    •    A 1907 photogravure, an image produced from a photographic negative transferred to a metal plate and etched in. It shows a mature gentleman in an overcoat, top hat, and pin-striped pants with a book under his arm. The inscription on the picture reads: “His new book and his old hat.”

5 things you love about where you live: 
I live in a suburb of Washington, D.C., and love having
    •    public transportation
    •    a lot of museums to visit there (many of them free)
    •    terrific resident and visiting theater companies
    •    big old trees in my community
    •    the good bread I can buy from several shops within a mile of my house

5 favorite foods:  

    •    peaches
    •    cherries,
    •    passion fruit
    •    watermelon
    •    Honey Crisp apples
Obviously, I’m a fruit freak.

5 things you always put in your books:
    •    5 suspects
    •    5 clues
    •     5-ingredient recipes
    •    a key plot point tied to the title,
and (for every book except the first)
    •     a dinner party or other shared meal that gives my sleuth insights into the suspects and their motives
5 favorite places you’ve been: 
    •    Hawaii
    •    Italy
    •    Greece
    •    Spain
    •    the Florida Keys


Q: What’s your all-time favorite place?

A: Delphi, Greece

Q: What’s your all-time favorite movie?
A: Casablanca.

Q: What’s your all-time favorite author?
A: Jane Austen.

Q: What’s one thing that very few people know about you?
A: I took sewing lessons and bought a sewing machine when I was in graduate a school so I could make my own clothes.

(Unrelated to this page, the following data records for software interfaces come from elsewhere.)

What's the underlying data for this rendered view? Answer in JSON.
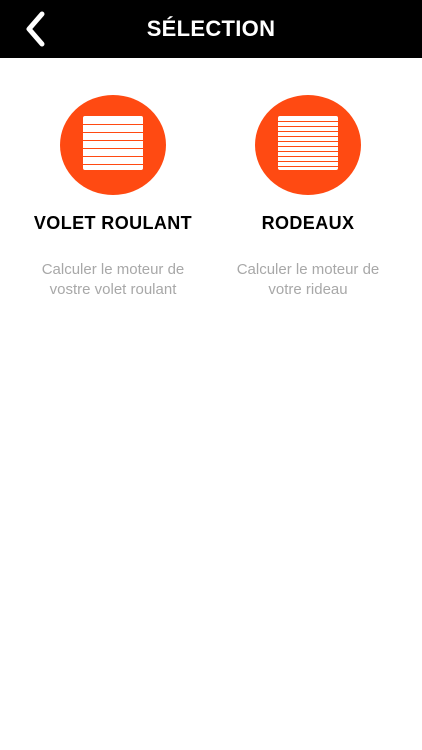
{
  "header": {
    "title": "SÉLECTION",
    "back_icon": "chevron-left-icon"
  },
  "colors": {
    "accent": "#ff4a12",
    "header_bg": "#000000",
    "description_text": "#a8a8a8"
  },
  "options": [
    {
      "icon": "roller-shutter-icon",
      "title": "VOLET ROULANT",
      "description_line1": "Calculer le moteur de",
      "description_line2": "vostre volet roulant"
    },
    {
      "icon": "curtain-blind-icon",
      "title": "RODEAUX",
      "description_line1": "Calculer le moteur de",
      "description_line2": "votre rideau"
    }
  ]
}
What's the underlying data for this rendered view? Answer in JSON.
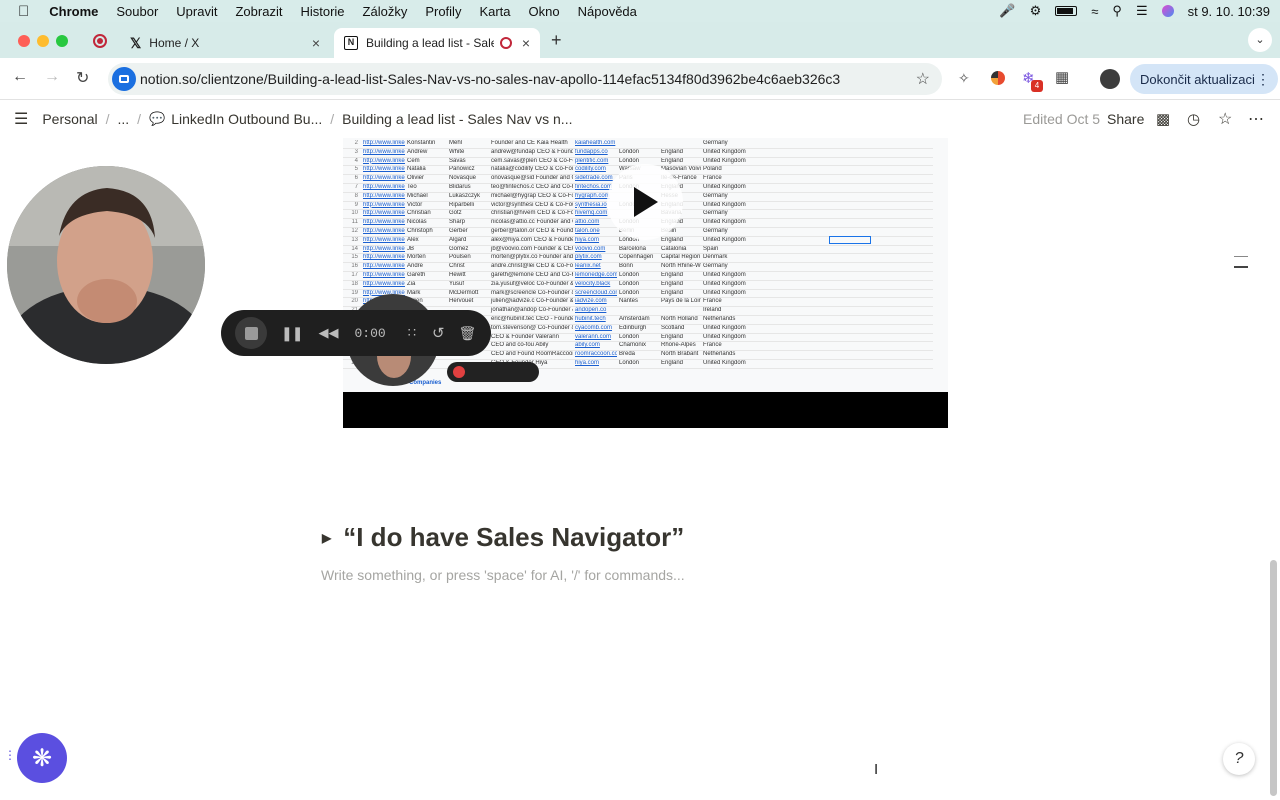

Because I grew up in New York and had temp jobs in the garment district, I was very fashion conscious. I mostly worked from Vogue patterns, which allowed me to create knock-offs of the latest designer fashions.

Q: What’s your favorite quote?
A: “When in doubt, cook something and eat it.”—Spenser, Mortal Stakes, by Robert B. Parker. If I get stuck on a sentence or paragraph I’m writing, I head for the kitchen. I don’t always cook when I get there, but I do eat. Filling the tummy clears the head.

Q:What’s your favorite candy bar?
A: Peppermint Patty

Q:What’s your favorite color?
A: Blue.

Q:What’s one thing you never leave the house without?
A: My watch—I feel naked without it.

Q:What book are you currently working on?
A: I am working on the 7th book in the Five-Ingredient Mystery series. It’s a holiday-themed book revolving around a Dickens of a Christmas Festival, with costumed volunteers dressed as Dickens characters, including the ghosts of Christmas present and future.

Q: What’s your latest recommendation for:
Food: Steamed hard-shell blue crabs from the Chesapeake Bay
Music: the Beatles--then, now, and always
Movie: Hidden Figures about the unsung African-American women mathematicians at NASA
Book: The Widows of Malabar Hill by Sujata Massey
Audiobook: Anything by Bill Bryson read by Bill Bryson
TV: PBS Masterpiece Mystery
Miscellaneous: The Edgar Allan Poe Museum in Richmond, Virginia


Maya (Mary Ann) Corrigan combines her passion for food and detective stories in her Five-Ingredient Mysteries:  By Cook or by Crook, Scam Chowder, Final Fondue, The Tell-Tale Tarte, S’more Murders, and Crypt Suzette. The series features a cafĂ© manager and her grandfather, the Codger Cook, who solve murders in a historic town near the Chesapeake Bay. Each book includes five suspects, five clues, and Granddad’s five-ingredient recipes. Winner of the New England Readers’ Award and the Daphne du Maurier Award in unpublished Mystery/Suspense, Ms. Corrigan has taught university courses in writing, American literature, and detective fiction.

Connect with Maya:
Website  |  Blog  |  Facebook  |  Amazon  |  Goodreads

Buy the book:
Amazon  |  B&N  |  Kobo Google Play